#### WORK REQUIRED
Copy all the lines of the data that include the word "title".

[Data records for software interfaces]
*** Begin section ***
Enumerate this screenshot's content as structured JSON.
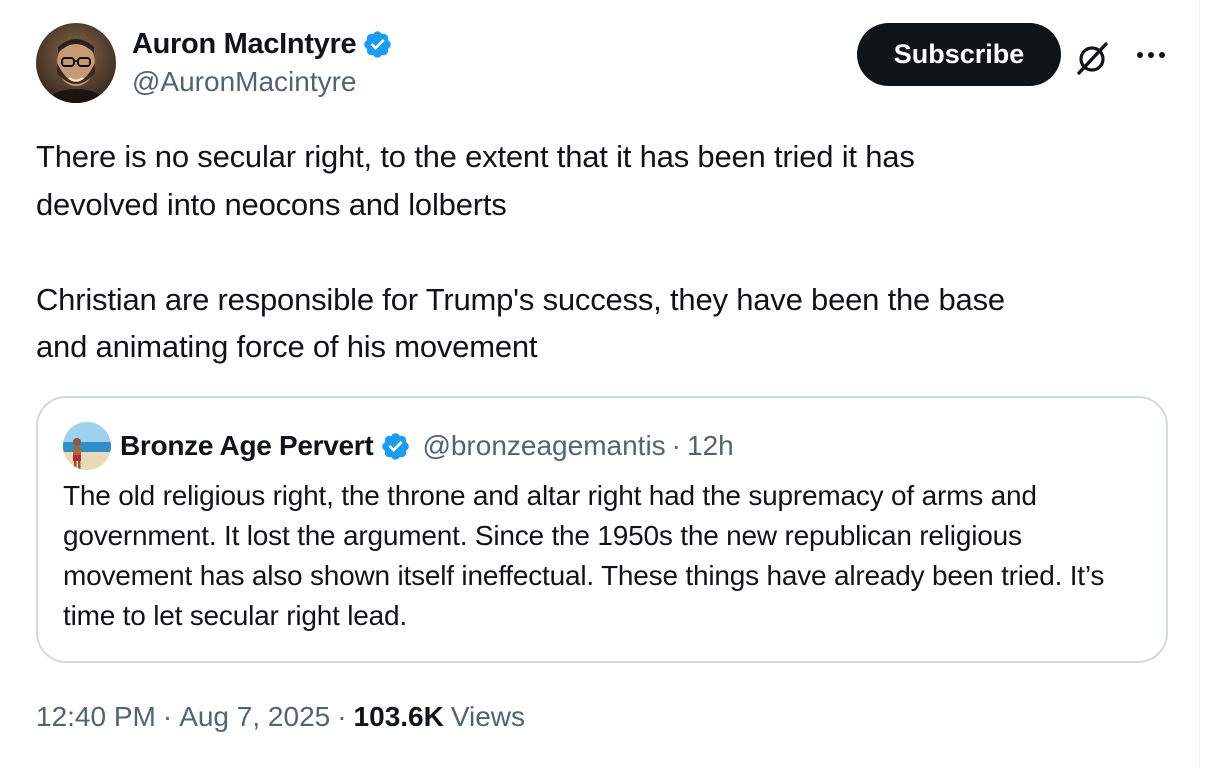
{
  "author": {
    "display_name": "Auron MacIntyre",
    "handle": "@AuronMacintyre",
    "verified": true,
    "avatar_icon": "avatar-bearded-man-glasses"
  },
  "actions": {
    "subscribe_label": "Subscribe",
    "grok_icon": "grok-icon",
    "more_icon": "more-horizontal-icon"
  },
  "tweet": {
    "text": "There is no secular right, to the extent that it has been tried it has\ndevolved into neocons and lolberts\n\nChristian are responsible for Trump's success, they have been the base\nand animating force of his movement"
  },
  "quoted_tweet": {
    "display_name": "Bronze Age Pervert",
    "handle": "@bronzeagemantis",
    "separator": "·",
    "time": "12h",
    "verified": true,
    "avatar_icon": "avatar-beach-man",
    "text": "The old religious right, the throne and altar right had the supremacy of arms and government. It lost the argument. Since the 1950s the new republican religious movement has also shown itself ineffectual. These things have already been tried. It’s time to let secular right lead."
  },
  "meta": {
    "time": "12:40 PM",
    "separator": "·",
    "date": "Aug 7, 2025",
    "views_count": "103.6K",
    "views_label": "Views"
  },
  "colors": {
    "text_primary": "#0f1419",
    "text_secondary": "#536471",
    "verified_blue": "#1d9bf0",
    "border": "#cfd9de",
    "button_bg": "#0f1419"
  }
}
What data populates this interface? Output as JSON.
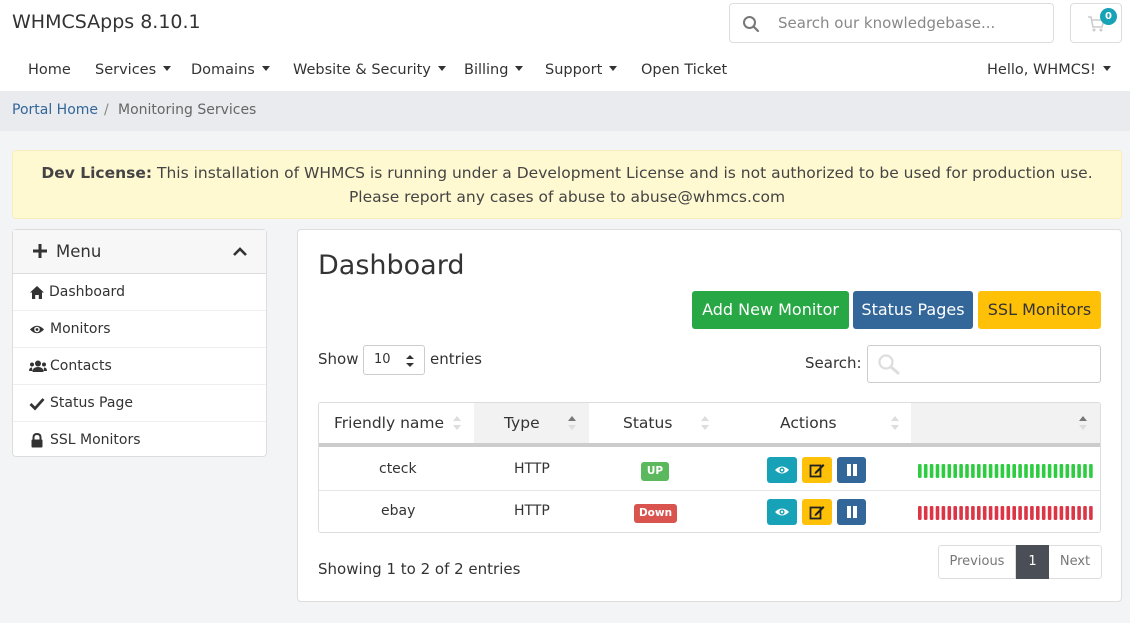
{
  "header": {
    "logo_text": "WHMCSApps 8.10.1",
    "search_placeholder": "Search our knowledgebase...",
    "cart_count": "0"
  },
  "nav": {
    "items": [
      {
        "label": "Home"
      },
      {
        "label": "Services"
      },
      {
        "label": "Domains"
      },
      {
        "label": "Website & Security"
      },
      {
        "label": "Billing"
      },
      {
        "label": "Support"
      },
      {
        "label": "Open Ticket"
      }
    ],
    "user_label": "Hello, WHMCS!"
  },
  "breadcrumb": {
    "home": "Portal Home",
    "separator": "/",
    "current": "Monitoring Services"
  },
  "alert": {
    "title": "Dev License:",
    "line1": "This installation of WHMCS is running under a Development License and is not authorized to be used for production use.",
    "line2": "Please report any cases of abuse to abuse@whmcs.com"
  },
  "sidebar": {
    "title": "Menu",
    "items": [
      {
        "label": "Dashboard",
        "icon": "home-icon"
      },
      {
        "label": "Monitors",
        "icon": "eye-icon"
      },
      {
        "label": "Contacts",
        "icon": "users-icon"
      },
      {
        "label": "Status Page",
        "icon": "check-icon"
      },
      {
        "label": "SSL Monitors",
        "icon": "lock-icon"
      }
    ]
  },
  "main": {
    "title": "Dashboard",
    "buttons": {
      "add": "Add New Monitor",
      "status_pages": "Status Pages",
      "ssl": "SSL Monitors"
    },
    "show_label": "Show",
    "entries_value": "10",
    "entries_label": "entries",
    "search_label": "Search:",
    "table": {
      "headers": [
        "Friendly name",
        "Type",
        "Status",
        "Actions",
        ""
      ],
      "rows": [
        {
          "name": "cteck",
          "type": "HTTP",
          "status": "UP",
          "uptime_state": "up"
        },
        {
          "name": "ebay",
          "type": "HTTP",
          "status": "Down",
          "uptime_state": "down"
        }
      ]
    },
    "info_text": "Showing 1 to 2 of 2 entries",
    "pagination": {
      "previous": "Previous",
      "current": "1",
      "next": "Next"
    }
  },
  "colors": {
    "primary": "#336699",
    "success": "#28a745",
    "warning": "#ffc107",
    "info": "#17a2b8",
    "danger": "#d9534f",
    "up_bar": "#2ecc40",
    "down_bar": "#dc3545"
  }
}
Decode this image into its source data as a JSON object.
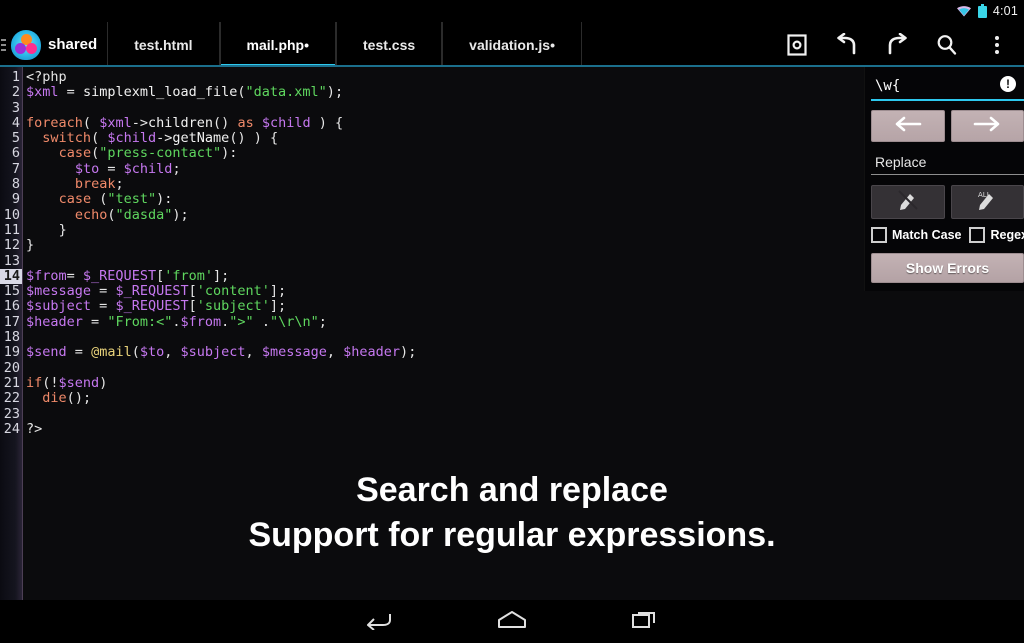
{
  "status_bar": {
    "time": "4:01",
    "icons": [
      "wifi-icon",
      "battery-icon"
    ]
  },
  "toolbar": {
    "app_name": "shared",
    "logo_icon": "app-logo-icon",
    "drawer_icon": "drawer-grip-icon",
    "tabs": [
      {
        "label": "test.html",
        "active": false,
        "modified": false
      },
      {
        "label": "mail.php•",
        "active": true,
        "modified": true
      },
      {
        "label": "test.css",
        "active": false,
        "modified": false
      },
      {
        "label": "validation.js•",
        "active": false,
        "modified": true
      }
    ],
    "actions": [
      {
        "name": "save-button",
        "icon": "save-icon"
      },
      {
        "name": "undo-button",
        "icon": "undo-icon"
      },
      {
        "name": "redo-button",
        "icon": "redo-icon"
      },
      {
        "name": "search-button",
        "icon": "search-icon"
      },
      {
        "name": "overflow-menu-button",
        "icon": "more-vertical-icon"
      }
    ],
    "accent_color": "#2ec8ee"
  },
  "editor": {
    "current_line": 14,
    "total_lines": 24,
    "line_numbers": [
      "1",
      "2",
      "3",
      "4",
      "5",
      "6",
      "7",
      "8",
      "9",
      "10",
      "11",
      "12",
      "13",
      "14",
      "15",
      "16",
      "17",
      "18",
      "19",
      "20",
      "21",
      "22",
      "23",
      "24"
    ],
    "lines": [
      "<?php",
      "$xml = simplexml_load_file(\"data.xml\");",
      "",
      "foreach( $xml->children() as $child ) {",
      "  switch( $child->getName() ) {",
      "    case(\"press-contact\"):",
      "      $to = $child;",
      "      break;",
      "    case (\"test\"):",
      "      echo(\"dasda\");",
      "    }",
      "}",
      "",
      "$from= $_REQUEST['from'];",
      "$message = $_REQUEST['content'];",
      "$subject = $_REQUEST['subject'];",
      "$header = \"From:<\".$from.\">\" .\"\\r\\n\";",
      "",
      "$send = @mail($to, $subject, $message, $header);",
      "",
      "if(!$send)",
      "  die();",
      "",
      "?>"
    ],
    "language": "php",
    "filename": "mail.php",
    "colors": {
      "background": "#0b0b0d",
      "keyword": "#f08a6a",
      "variable": "#c678f0",
      "string": "#5fd75f",
      "function": "#f2f2f2",
      "at_operator": "#e8d27a",
      "gutter_text": "#d8d8e2",
      "current_line_highlight": "#d9d9e6"
    }
  },
  "search_panel": {
    "search_value": "\\w{",
    "search_error_icon": "error-exclamation-icon",
    "replace_placeholder": "Replace",
    "replace_value": "",
    "prev_icon": "arrow-left-icon",
    "next_icon": "arrow-right-icon",
    "replace_icon": "replace-one-icon",
    "replace_all_icon": "replace-all-icon",
    "match_case_label": "Match Case",
    "match_case_checked": false,
    "regex_label": "Regex",
    "regex_checked": false,
    "show_errors_label": "Show Errors"
  },
  "caption": {
    "line1": "Search and replace",
    "line2": "Support for regular expressions."
  },
  "nav_bar": {
    "buttons": [
      {
        "name": "android-back-button",
        "icon": "back-arrow-icon"
      },
      {
        "name": "android-home-button",
        "icon": "home-icon"
      },
      {
        "name": "android-recents-button",
        "icon": "recents-icon"
      }
    ]
  }
}
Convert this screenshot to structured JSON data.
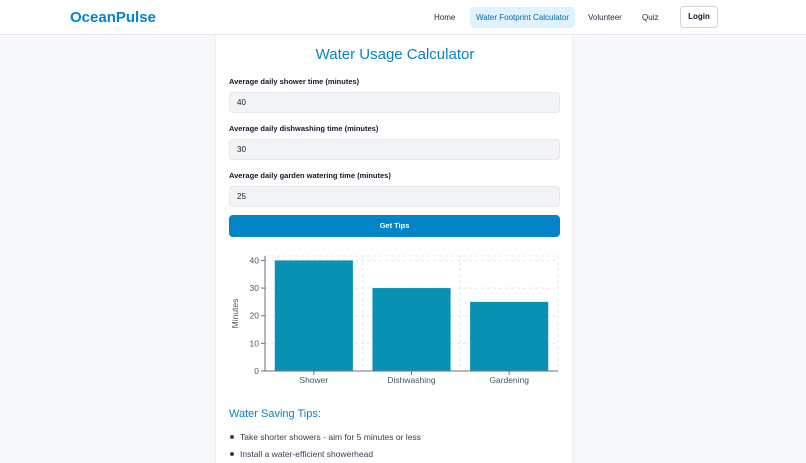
{
  "header": {
    "brand": "OceanPulse",
    "nav": [
      {
        "label": "Home",
        "active": false
      },
      {
        "label": "Water Footprint Calculator",
        "active": true
      },
      {
        "label": "Volunteer",
        "active": false
      },
      {
        "label": "Quiz",
        "active": false
      }
    ],
    "login_label": "Login"
  },
  "calculator": {
    "title": "Water Usage Calculator",
    "fields": [
      {
        "label": "Average daily shower time (minutes)",
        "value": "40"
      },
      {
        "label": "Average daily dishwashing time (minutes)",
        "value": "30"
      },
      {
        "label": "Average daily garden watering time (minutes)",
        "value": "25"
      }
    ],
    "submit_label": "Get Tips"
  },
  "chart_data": {
    "type": "bar",
    "categories": [
      "Shower",
      "Dishwashing",
      "Gardening"
    ],
    "values": [
      40,
      30,
      25
    ],
    "ylabel": "Minutes",
    "xlabel": "",
    "ylim": [
      0,
      40
    ],
    "yticks": [
      "0",
      "10",
      "20",
      "30",
      "40"
    ],
    "grid": true,
    "bar_color": "#0891b2"
  },
  "tips": {
    "heading": "Water Saving Tips:",
    "items": [
      "Take shorter showers - aim for 5 minutes or less",
      "Install a water-efficient showerhead"
    ]
  },
  "colors": {
    "accent": "#0284c7",
    "active_nav_bg": "#e0f2fe"
  }
}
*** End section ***
#### RESULT OF THE TASK
    "title": "Dev License:",
    "title": "Menu",
    "title": "Dashboard",
    "title": "Water Usage Calculator",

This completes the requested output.